but i know him. he was with the campaign, as you know, for a very short period of time, relatively short period of time, but i've always known him to be a good man. i thought it was a very, you know -- they do that very seldom, so i was surprised to see it. >> what did you think of that reaction? >> well, i'm surprised that the president sort of publicly reacted to this, because he, in the past, has said, go ahead with any investigation of my people who are affiliated with my campaign, and obviously, manafort had been campaign chairman for a brief period of time. but the president is correct that this was a tough, aggressive maneuver by the fbi and the special counsel. i mean, this was a pre-dawn raid of paul manafort, and bear in mind, manafort had been cooperative with congressional committees in supplying documents that had been subpoenaed. manafort is represented by counsel. as a matter of fact, he's just changed lawyers, but he had a lawyer normally you deal through the lawyer, unless you were
afraid that maybe evidence would be destroyed or that manafort was holding back documents, in which case you get a warrant from a federal judge for a pre-dawn raid, and that's what the fbi did. >> and the federal judge had to see what's called probable cause to go ahead and issue that warrant. probable cause, that's like the same standard that a grand jury would need indict, right? >> yes, it is. and what i found, wolf, to be very interesting about that is that probable cause for a raid, pursuant to a search warrant, requires probable cause that a crime has been committed and that evidence relevant to that crime is in the place you are searching. so, this federal judge found, obviously, that there's probable cause that a crime involving material in paul manafort's house exists. now, that's a -- that's a pretty big and important finding, i think, in this investigation. >> very big, very important, and we'll continue to watch it.

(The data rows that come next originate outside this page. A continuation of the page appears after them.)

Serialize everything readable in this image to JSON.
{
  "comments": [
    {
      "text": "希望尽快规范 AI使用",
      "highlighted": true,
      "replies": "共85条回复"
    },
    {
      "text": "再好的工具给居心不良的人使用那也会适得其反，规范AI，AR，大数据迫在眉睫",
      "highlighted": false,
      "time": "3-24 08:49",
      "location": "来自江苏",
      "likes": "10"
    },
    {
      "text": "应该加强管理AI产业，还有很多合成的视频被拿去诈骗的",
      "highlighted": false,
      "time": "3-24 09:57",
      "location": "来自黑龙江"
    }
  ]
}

paul callan, thanks very much for all of help. that's it for me. thanks very much for watching. i'll be back 5:00 p.m. eastern in "the situation room." in the meantime, the news continues right after a quick continues right after a quick break. -- captions by vitac -- www.vitac.com goes back to taking tylenol. yeah, i was ok, but after lunch my knee started hurting again so... more pills. yep... another pill stop. can i get my aleve back yet? for my pain... i want my aleve. get all day minor arthritis pain relief with an easy open cap. what's going on here? um... i'm babysitting. that'll be $50 bucks. you said $30. yeah, well it was $30 before my fees, like the pizza-ordering fee and the dog-sitting fee... and the rummage through your closet fee. are those my heels? yeah! yeah, we're the same size... in shoes. with t-mobile taxes and fees are already included,

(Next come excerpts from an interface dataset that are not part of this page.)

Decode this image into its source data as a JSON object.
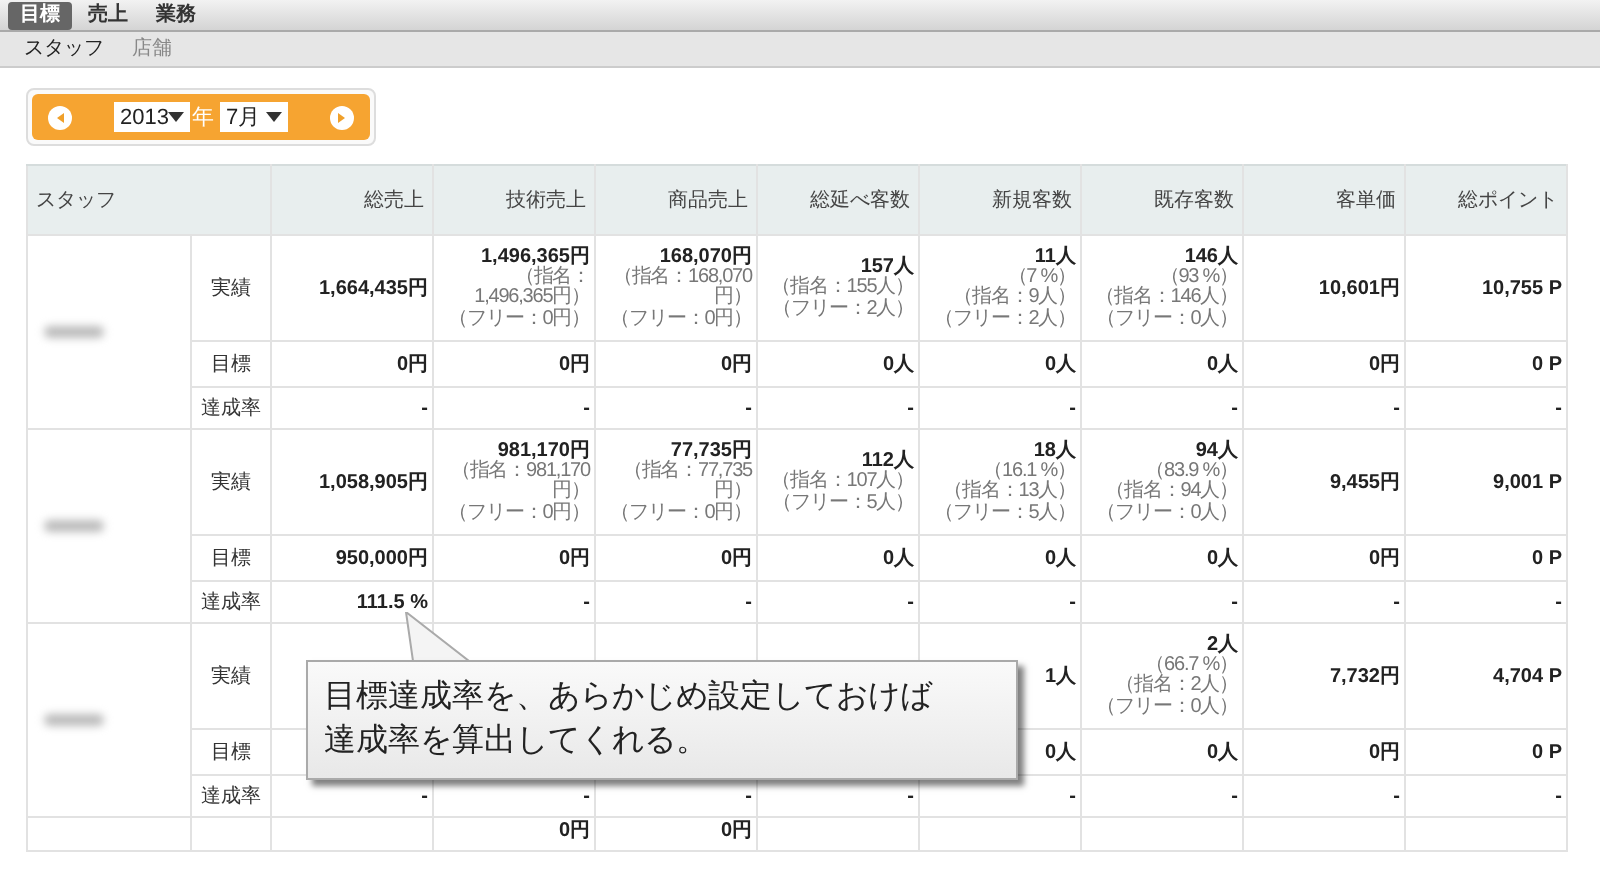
{
  "nav": {
    "tabs": [
      {
        "label": "目標",
        "selected": true
      },
      {
        "label": "売上",
        "selected": false
      },
      {
        "label": "業務",
        "selected": false
      }
    ]
  },
  "subnav": {
    "tabs": [
      {
        "label": "スタッフ",
        "selected": true
      },
      {
        "label": "店舗",
        "selected": false
      }
    ]
  },
  "period": {
    "year": "2013",
    "year_unit": "年",
    "month": "7月"
  },
  "table": {
    "staff_header": "スタッフ",
    "columns": [
      "総売上",
      "技術売上",
      "商品売上",
      "総延べ客数",
      "新規客数",
      "既存客数",
      "客単価",
      "総ポイント"
    ],
    "groups": [
      {
        "name_blurred": true,
        "rows": [
          {
            "label": "実績",
            "cells": [
              [
                "1,664,435円"
              ],
              [
                "1,496,365円",
                "（指名：1,496,365円）",
                "（フリー：0円）"
              ],
              [
                "168,070円",
                "（指名：168,070円）",
                "（フリー：0円）"
              ],
              [
                "157人",
                "（指名：155人）",
                "（フリー：2人）"
              ],
              [
                "11人",
                "（7 %）",
                "（指名：9人）",
                "（フリー：2人）"
              ],
              [
                "146人",
                "（93 %）",
                "（指名：146人）",
                "（フリー：0人）"
              ],
              [
                "10,601円"
              ],
              [
                "10,755 P"
              ]
            ]
          },
          {
            "label": "目標",
            "cells": [
              [
                "0円"
              ],
              [
                "0円"
              ],
              [
                "0円"
              ],
              [
                "0人"
              ],
              [
                "0人"
              ],
              [
                "0人"
              ],
              [
                "0円"
              ],
              [
                "0 P"
              ]
            ]
          },
          {
            "label": "達成率",
            "cells": [
              [
                "-"
              ],
              [
                "-"
              ],
              [
                "-"
              ],
              [
                "-"
              ],
              [
                "-"
              ],
              [
                "-"
              ],
              [
                "-"
              ],
              [
                "-"
              ]
            ]
          }
        ]
      },
      {
        "name_blurred": true,
        "rows": [
          {
            "label": "実績",
            "cells": [
              [
                "1,058,905円"
              ],
              [
                "981,170円",
                "（指名：981,170円）",
                "（フリー：0円）"
              ],
              [
                "77,735円",
                "（指名：77,735円）",
                "（フリー：0円）"
              ],
              [
                "112人",
                "（指名：107人）",
                "（フリー：5人）"
              ],
              [
                "18人",
                "（16.1 %）",
                "（指名：13人）",
                "（フリー：5人）"
              ],
              [
                "94人",
                "（83.9 %）",
                "（指名：94人）",
                "（フリー：0人）"
              ],
              [
                "9,455円"
              ],
              [
                "9,001 P"
              ]
            ]
          },
          {
            "label": "目標",
            "cells": [
              [
                "950,000円"
              ],
              [
                "0円"
              ],
              [
                "0円"
              ],
              [
                "0人"
              ],
              [
                "0人"
              ],
              [
                "0人"
              ],
              [
                "0円"
              ],
              [
                "0 P"
              ]
            ]
          },
          {
            "label": "達成率",
            "cells": [
              [
                "111.5 %"
              ],
              [
                "-"
              ],
              [
                "-"
              ],
              [
                "-"
              ],
              [
                "-"
              ],
              [
                "-"
              ],
              [
                "-"
              ],
              [
                "-"
              ]
            ]
          }
        ]
      },
      {
        "name_blurred": true,
        "rows": [
          {
            "label": "実績",
            "cells": [
              null,
              null,
              null,
              null,
              [
                "1人"
              ],
              [
                "2人",
                "（66.7 %）",
                "（指名：2人）",
                "（フリー：0人）"
              ],
              [
                "7,732円"
              ],
              [
                "4,704 P"
              ]
            ]
          },
          {
            "label": "目標",
            "cells": [
              null,
              null,
              null,
              null,
              [
                "0人"
              ],
              [
                "0人"
              ],
              [
                "0円"
              ],
              [
                "0 P"
              ]
            ]
          },
          {
            "label": "達成率",
            "cells": [
              [
                "-"
              ],
              [
                "-"
              ],
              [
                "-"
              ],
              [
                "-"
              ],
              [
                "-"
              ],
              [
                "-"
              ],
              [
                "-"
              ],
              [
                "-"
              ]
            ]
          }
        ]
      },
      {
        "rows": [
          {
            "cells": [
              null,
              [
                "0円"
              ],
              [
                "0円"
              ],
              null,
              null,
              null,
              null,
              null
            ]
          }
        ]
      }
    ]
  },
  "callout": {
    "lines": [
      "目標達成率を、あらかじめ設定しておけば",
      "達成率を算出してくれる。"
    ]
  }
}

hi there, i'm brooke baldwin. you're watching cnn. thank you for being with me. first, this promise of fire and fury, and now the su.s. is apparently locked and loaded, president trump's latest statement escalating the war of words that has the world on edge, and he did it on twirtter writing "military solutions are now fully in place, locked and loaded should north korea act unwisely. hopefully kim jong un will find another path." earlier, pyongyang vowed to hit the u.s. mainland with strategic nuclear weapons should t